Resolution of the land question is quintessential to Kenya’s economic development, political stability and social cohesion.
However, past public discourses on land reforms have been merely rhetorical, which is attributable to the inability of citizens to marshal adequate political will to push for substantive and inclusive reforms.
The procrastination in addressing the land question is no longer untenable. Successful resolution will depend on the choice of strategies of unpacking land problems, which is heterogeneous in nature.
Unfortunately, the centrality of land carries contentious political impulses that have impeded the search for workable strategies.
Such impediments have rendered land question to perceptively become an insurmountable monster that no one want to touch. Luckily unpacking the heterogeneity of land problem demonstrates part of the answer lies in our legal system.
A case in point is the squatter problem that is exemplified by the coastal land problem. The coastal squatter problem can be traced back to the occupation by Persians, Arabs and Britons.
The problem was exacerbated by the British land acquisition to facilitate the construction of Kenya-Uganda Railway in the beginning of 1900.

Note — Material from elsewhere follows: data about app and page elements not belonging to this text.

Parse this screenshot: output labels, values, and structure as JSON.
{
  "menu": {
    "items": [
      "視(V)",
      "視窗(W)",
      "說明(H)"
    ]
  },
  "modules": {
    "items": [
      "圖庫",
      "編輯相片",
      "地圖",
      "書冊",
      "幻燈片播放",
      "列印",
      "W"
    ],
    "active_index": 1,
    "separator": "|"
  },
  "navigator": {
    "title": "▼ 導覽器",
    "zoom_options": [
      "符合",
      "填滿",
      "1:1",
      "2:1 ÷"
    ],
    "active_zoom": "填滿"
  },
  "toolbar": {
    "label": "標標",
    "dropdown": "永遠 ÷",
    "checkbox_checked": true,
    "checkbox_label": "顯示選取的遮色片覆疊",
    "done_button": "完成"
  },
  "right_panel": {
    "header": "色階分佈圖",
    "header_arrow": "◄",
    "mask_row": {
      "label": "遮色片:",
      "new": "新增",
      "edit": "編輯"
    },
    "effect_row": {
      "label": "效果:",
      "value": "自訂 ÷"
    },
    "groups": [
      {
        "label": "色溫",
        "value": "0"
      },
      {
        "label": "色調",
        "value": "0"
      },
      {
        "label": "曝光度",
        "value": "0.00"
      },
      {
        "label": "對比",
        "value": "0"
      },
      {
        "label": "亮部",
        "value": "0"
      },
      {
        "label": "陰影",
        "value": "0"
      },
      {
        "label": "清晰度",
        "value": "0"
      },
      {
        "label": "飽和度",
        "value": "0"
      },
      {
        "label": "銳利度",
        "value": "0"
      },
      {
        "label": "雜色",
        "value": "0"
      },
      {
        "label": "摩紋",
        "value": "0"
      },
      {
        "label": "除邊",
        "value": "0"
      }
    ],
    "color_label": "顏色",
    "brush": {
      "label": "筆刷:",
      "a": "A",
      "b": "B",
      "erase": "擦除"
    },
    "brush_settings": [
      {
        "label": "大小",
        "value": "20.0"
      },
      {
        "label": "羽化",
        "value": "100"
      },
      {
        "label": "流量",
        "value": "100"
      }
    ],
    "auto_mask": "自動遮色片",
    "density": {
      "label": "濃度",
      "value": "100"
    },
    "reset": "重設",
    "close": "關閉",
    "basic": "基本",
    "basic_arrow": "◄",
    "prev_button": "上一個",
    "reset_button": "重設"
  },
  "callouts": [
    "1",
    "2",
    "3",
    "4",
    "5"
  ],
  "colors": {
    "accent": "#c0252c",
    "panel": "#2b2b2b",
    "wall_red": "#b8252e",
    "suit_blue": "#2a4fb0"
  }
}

The British Protectorate took pre-emptive action of acquiring land without compensation outside the ten miles coastal strip, which was subjected to a different legal framework.
Under the framework, the strip’s property owners were obligated to claims of ownership through a tribunal. Upon successfully proving ownership, the claimants were issued with various documents of title depending on the nature of their ownership.
Due to information asymmetry and high level of illiteracy, most Africans never participated in the process of protecting their land ownership rights through the registration.
Such failure condemned Africans to become squatters in their own land within the ten-mile strip that covers 1,128 parcels of land on over 80,000 hectares in Kwale, Mombasa, Kilifi, Malindi and Lamu.
Over the years the coastal region squatters’ problem has mutated into various categories found in government and private land. Such categories include indigenous, trespassers, illegal allotee, and tenants-at-will. These problems may be resolved as follows.
First, if the squatters have resided on the private land of an absent owner for more 12 years, then the government should engage law students or young lawyers on bono basis to assist the squatters claim ownership under the doctrine of Aerse Possession.
This doctrine is embedded in the Limitation of Action Act. Accordingly a person entitled to any registered land through aerse possession may apply to the High Court for an order that he be registered as the proprietor of the land or lease in place of the person then registered as proprietor of the land.
Second, if the squatters are on public land, the government may formally alienate that to squatters or may evict them with sufficient notice accompanied by an alternative settlement.
Third, if the squatters are settled on community land then the government may formalise the squatters’ ownership through processes of adjudication and registration.
In conclusion, before politicising the land question, let us unpack its heterogeneity of and seek legal solution first. It is much safer.
Prof Kieyah is a land policy and law expert.
SOURCE: BUSINESS DAILY